Addressing the declining productivity of higher education using cost-effectiveness analysis
Harris, Douglas N.
MetadataShow full item record

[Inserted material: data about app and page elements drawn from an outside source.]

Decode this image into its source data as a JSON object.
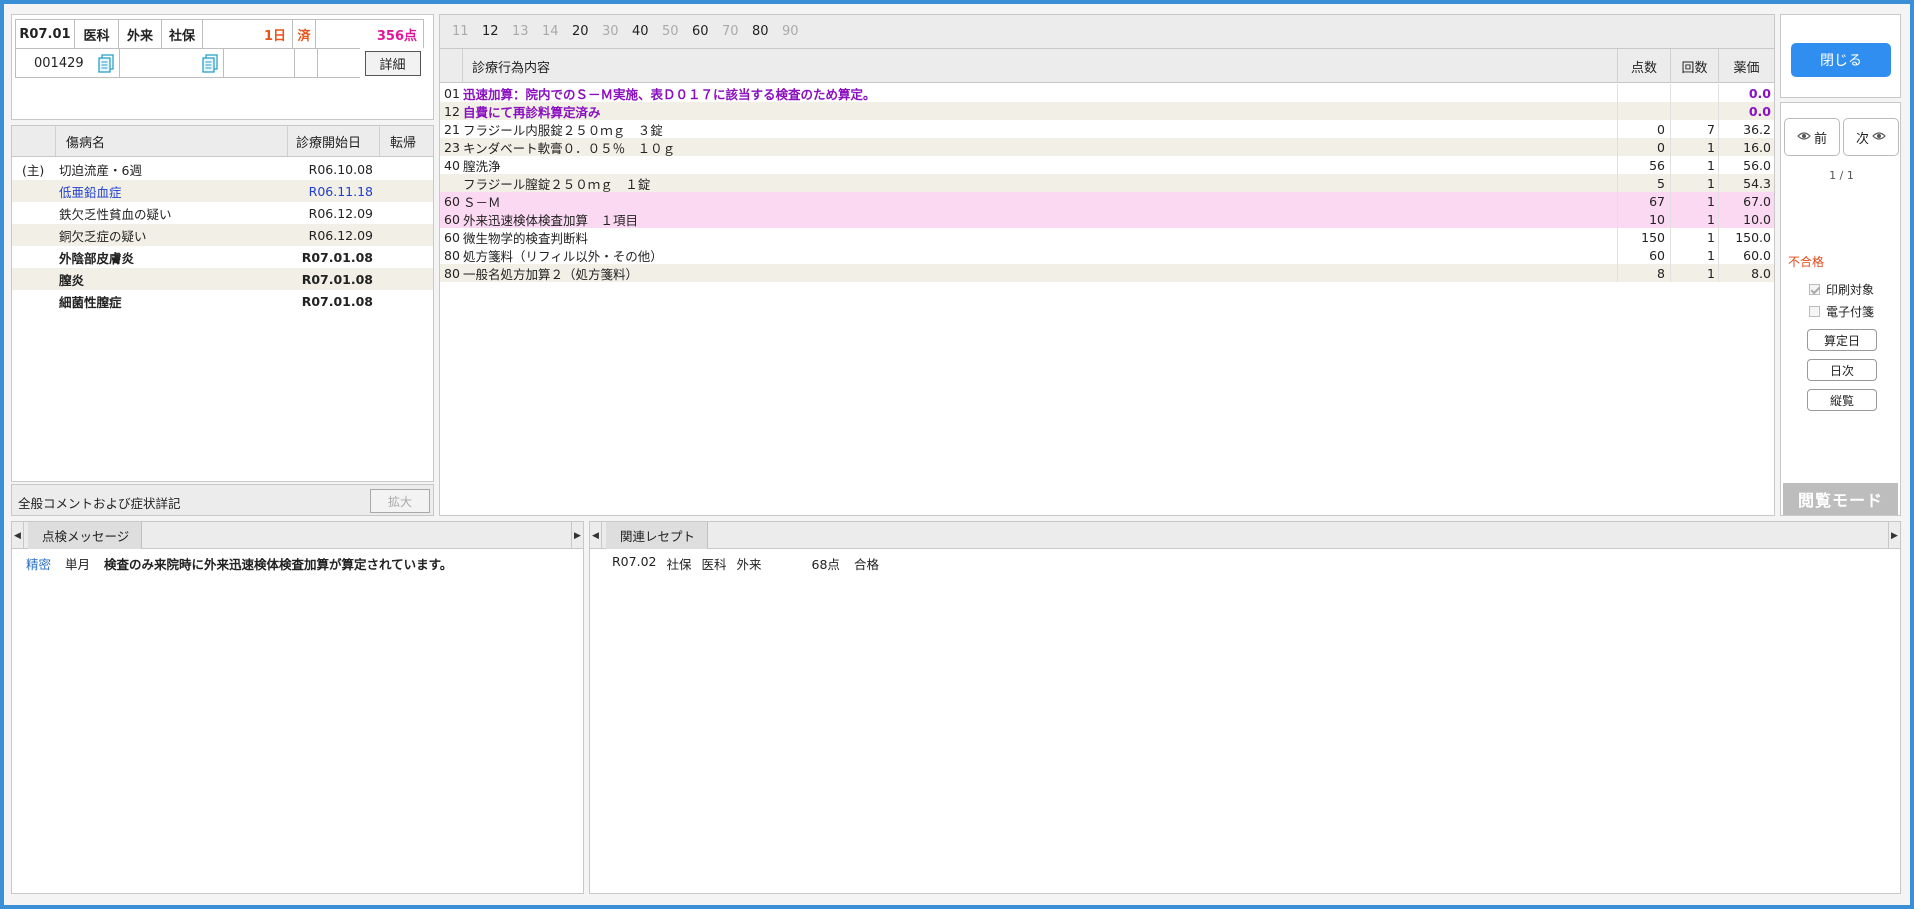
{
  "header": {
    "date": "R07.01",
    "dept": "医科",
    "visit": "外来",
    "insurance": "社保",
    "days": "1日",
    "status": "済",
    "points": "356点",
    "patient_id": "001429",
    "detail_label": "詳細",
    "icon": "document-copy-icon"
  },
  "disease_table": {
    "headers": [
      "",
      "傷病名",
      "診療開始日",
      "転帰"
    ],
    "rows": [
      {
        "prefix": "(主)",
        "name": "切迫流産・6週",
        "date": "R06.10.08",
        "style": "normal"
      },
      {
        "prefix": "",
        "name": "低亜鉛血症",
        "date": "R06.11.18",
        "style": "blue"
      },
      {
        "prefix": "",
        "name": "鉄欠乏性貧血の疑い",
        "date": "R06.12.09",
        "style": "normal"
      },
      {
        "prefix": "",
        "name": "銅欠乏症の疑い",
        "date": "R06.12.09",
        "style": "normal"
      },
      {
        "prefix": "",
        "name": "外陰部皮膚炎",
        "date": "R07.01.08",
        "style": "bold"
      },
      {
        "prefix": "",
        "name": "膣炎",
        "date": "R07.01.08",
        "style": "bold"
      },
      {
        "prefix": "",
        "name": "細菌性膣症",
        "date": "R07.01.08",
        "style": "bold"
      }
    ]
  },
  "comment": {
    "label": "全般コメントおよび症状詳記",
    "expand_label": "拡大"
  },
  "proc_tabs": [
    {
      "label": "11",
      "active": false
    },
    {
      "label": "12",
      "active": true
    },
    {
      "label": "13",
      "active": false
    },
    {
      "label": "14",
      "active": false
    },
    {
      "label": "20",
      "active": true
    },
    {
      "label": "30",
      "active": false
    },
    {
      "label": "40",
      "active": true
    },
    {
      "label": "50",
      "active": false
    },
    {
      "label": "60",
      "active": true
    },
    {
      "label": "70",
      "active": false
    },
    {
      "label": "80",
      "active": true
    },
    {
      "label": "90",
      "active": false
    }
  ],
  "proc_table": {
    "headers": {
      "content": "診療行為内容",
      "points": "点数",
      "count": "回数",
      "drug": "薬価"
    },
    "rows": [
      {
        "code": "01",
        "name": "迅速加算：院内でのＳ－Ｍ実施、表Ｄ０１７に該当する検査のため算定。",
        "points": "",
        "count": "",
        "drug": "0.0",
        "style": "purple"
      },
      {
        "code": "12",
        "name": "自費にて再診料算定済み",
        "points": "",
        "count": "",
        "drug": "0.0",
        "style": "purple alt"
      },
      {
        "code": "21",
        "name": "フラジール内服錠２５０ｍｇ　３錠",
        "points": "0",
        "count": "7",
        "drug": "36.2",
        "style": "normal"
      },
      {
        "code": "23",
        "name": "キンダベート軟膏０．０５％　１０ｇ",
        "points": "0",
        "count": "1",
        "drug": "16.0",
        "style": "alt"
      },
      {
        "code": "40",
        "name": "膣洗浄",
        "points": "56",
        "count": "1",
        "drug": "56.0",
        "style": "normal"
      },
      {
        "code": "",
        "name": "フラジール膣錠２５０ｍｇ　１錠",
        "points": "5",
        "count": "1",
        "drug": "54.3",
        "style": "alt"
      },
      {
        "code": "60",
        "name": "Ｓ－Ｍ",
        "points": "67",
        "count": "1",
        "drug": "67.0",
        "style": "pink"
      },
      {
        "code": "60",
        "name": "外来迅速検体検査加算　１項目",
        "points": "10",
        "count": "1",
        "drug": "10.0",
        "style": "pink"
      },
      {
        "code": "60",
        "name": "微生物学的検査判断料",
        "points": "150",
        "count": "1",
        "drug": "150.0",
        "style": "normal"
      },
      {
        "code": "80",
        "name": "処方箋料（リフィル以外・その他）",
        "points": "60",
        "count": "1",
        "drug": "60.0",
        "style": "normal"
      },
      {
        "code": "80",
        "name": "一般名処方加算２（処方箋料）",
        "points": "8",
        "count": "1",
        "drug": "8.0",
        "style": "alt"
      }
    ]
  },
  "side": {
    "close_label": "閉じる",
    "prev_label": "前",
    "next_label": "次",
    "page": "1 / 1",
    "result": "不合格",
    "print_label": "印刷対象",
    "print_checked": true,
    "attach_label": "電子付箋",
    "attach_checked": false,
    "calc_day_label": "算定日",
    "daily_label": "日次",
    "overview_label": "縦覧",
    "mode_label": "閲覧モード"
  },
  "check_panel": {
    "tab_label": "点検メッセージ",
    "messages": [
      {
        "level": "精密",
        "scope": "単月",
        "text": "検査のみ来院時に外来迅速検体検査加算が算定されています。"
      }
    ]
  },
  "related_panel": {
    "tab_label": "関連レセプト",
    "items": [
      {
        "date": "R07.02",
        "insurance": "社保",
        "dept": "医科",
        "visit": "外来",
        "points": "68点",
        "result": "合格"
      }
    ]
  },
  "colors": {
    "frame": "#3a8fd6",
    "accent_blue": "#2f8ef0",
    "purple": "#8a10c0",
    "pink_row": "#fbd9f2",
    "alt_row": "#f1efe6",
    "warn_orange": "#e8541a",
    "points_magenta": "#e0169a",
    "result_fail": "#e04a1a"
  }
}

The recent fiscal crisis has brought American higher education to a watershed moment. After decades of expansive growth in enrollments and spending, state budget cuts and damaged endowments have driven double-digit increases in tuition over the past decade. In the wake of significant increases in federal student aid over the past four years, a growing federal deficit suggests that aid programs will be hard-pressed to keep up with the growth in tuition prices. Meanwhile, lackluster employment outcomes for recent college graduates and ballooning student loan debt have created an increasing sense of disillusionment among policymakers and the public alike. More than ever, Americans are questioning whether a college degree is worth the cost of admission. The author takes a rigorous, empirical look at the cost-effectiveness of popular higher education policies and programs. He argues that policymakers and school leaders have far more control over productivity than assumed, but tend to lack the requisite information on which strategies will be most productive. Running through an array of these programs and policies—from class-size reductions, to various financial aid programs, to student services— the author provides a framework that can help college leaders determine which policies and practices provide the most bang for our higher education buck.